Per its nickname as the City of Masks, Vyre's residents and visitors often conceal their identities behind masks, both for anonymity and to ease their committing of immoral acts which make up much of the city's culture.8 The city presents a near-constant churn of debauchery, bloodsport, and gluttony, though largely nocturnal in nature as its patrons recover during the daytime hours.3

Church of Norgorber

Few, if any, people outside of the Church of Norgorber know that the god of secrets was born in Vyre as a mortal and lived there before his ascension. While Vyre is a center of his worship in the Inner Sea region, his portfolio accordingly mandates that it stays extremely well concealed.3 It is also the birthplace and home of the centuries-old Skinsaw Cult devoted to Norgorber in his aspect as Father Skinsaw.910 Vyre's current status as a contested zone between Cheliax and Ravounel offers an ideal environment for Norgorber's followers to gather secrets, foment treachery, and undermine both sides of the conflict.1


Under Cheliax, all Hellknight orders dispatched armigers to Vyre, where they volunteered their services toward maintaining Vyre's laws without pay before submitting to their order for membership.3


Paizo published a poster map of Vyre in the Hell's Rebels Poster Map Folio and a major article about the city in Dance of the Damned.

For additional as-yet unincorporated sources about this subject, see the Meta page.

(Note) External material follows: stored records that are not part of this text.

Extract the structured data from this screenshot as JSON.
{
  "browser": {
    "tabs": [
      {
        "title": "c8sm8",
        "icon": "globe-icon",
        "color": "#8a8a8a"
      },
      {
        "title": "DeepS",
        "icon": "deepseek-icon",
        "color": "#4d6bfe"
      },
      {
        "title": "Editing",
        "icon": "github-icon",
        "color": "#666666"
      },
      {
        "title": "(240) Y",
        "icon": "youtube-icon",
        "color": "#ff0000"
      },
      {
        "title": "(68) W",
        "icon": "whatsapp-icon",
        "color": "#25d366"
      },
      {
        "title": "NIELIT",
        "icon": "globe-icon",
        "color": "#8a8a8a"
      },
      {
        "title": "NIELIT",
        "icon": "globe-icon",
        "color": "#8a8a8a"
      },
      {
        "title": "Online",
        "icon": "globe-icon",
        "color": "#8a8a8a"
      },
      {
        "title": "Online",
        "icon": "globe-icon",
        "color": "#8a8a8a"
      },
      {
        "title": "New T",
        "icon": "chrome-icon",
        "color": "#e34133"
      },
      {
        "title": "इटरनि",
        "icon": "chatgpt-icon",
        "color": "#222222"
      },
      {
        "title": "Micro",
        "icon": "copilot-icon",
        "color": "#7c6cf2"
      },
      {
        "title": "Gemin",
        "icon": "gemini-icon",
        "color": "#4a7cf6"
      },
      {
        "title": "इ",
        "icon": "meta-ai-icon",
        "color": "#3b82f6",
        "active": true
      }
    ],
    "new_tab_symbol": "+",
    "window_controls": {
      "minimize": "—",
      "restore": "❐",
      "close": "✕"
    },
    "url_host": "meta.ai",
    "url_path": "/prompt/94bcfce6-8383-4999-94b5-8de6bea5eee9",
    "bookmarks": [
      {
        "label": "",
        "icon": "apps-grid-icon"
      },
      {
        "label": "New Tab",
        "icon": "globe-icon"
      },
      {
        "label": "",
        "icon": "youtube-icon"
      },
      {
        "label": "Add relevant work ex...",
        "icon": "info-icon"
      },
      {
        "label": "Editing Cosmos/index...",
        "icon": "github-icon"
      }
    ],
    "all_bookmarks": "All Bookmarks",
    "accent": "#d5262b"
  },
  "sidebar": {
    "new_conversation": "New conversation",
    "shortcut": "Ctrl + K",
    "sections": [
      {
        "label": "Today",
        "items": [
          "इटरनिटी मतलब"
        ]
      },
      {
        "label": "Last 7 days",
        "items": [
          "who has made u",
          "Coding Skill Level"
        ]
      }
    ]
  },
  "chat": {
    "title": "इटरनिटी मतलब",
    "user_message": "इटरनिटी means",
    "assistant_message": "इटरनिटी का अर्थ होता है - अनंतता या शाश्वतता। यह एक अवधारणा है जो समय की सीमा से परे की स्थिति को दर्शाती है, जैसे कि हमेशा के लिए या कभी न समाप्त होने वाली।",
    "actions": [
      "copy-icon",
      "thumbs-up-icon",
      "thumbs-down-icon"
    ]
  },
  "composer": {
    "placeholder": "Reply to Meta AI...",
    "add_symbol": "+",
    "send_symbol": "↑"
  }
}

  1. 1.0 1.1 1.2 1.3 Tanya DePass, et al. Old Cheliax” in World Guide, 105. Paizo Inc., 2019
  2. Tanya DePass, et al. Old Cheliax” in World Guide, 97. Paizo Inc., 2019
  3. 3.00 3.01 3.02 3.03 3.04 3.05 3.06 3.07 3.08 3.09 3.10 3.11 3.12 3.13 Richard Pett. Vyre” in Dance of the Damned, 64–69. Paizo Inc., 2015
  4. Tanya DePass, et al. Old Cheliax” in World Guide, 98. Paizo Inc., 2019
  5. Ron Lundeen. “Ravounel Gazetteer” in Tomorrow Must Burn, 59–60. Paizo Inc., 2019
  6. Stephen S. Greer. No Response from Deepmar, 31. Paizo Inc., 2012
  7. Tanya DePass, et al. Old Cheliax” in World Guide, 104. Paizo Inc., 2019
  8. David N. Ross & Ross Byers. “Avenues of Intrigue” in Inner Sea Intrigue, 12. Paizo Inc., 2016
  9. Richard Pett. “The Skinsaw Murders” in The Skinsaw Murders, 42. Paizo Inc., 2007
  10. James Jacobs, et al. The Inner Sea World Guide, 56. Paizo Inc., 2011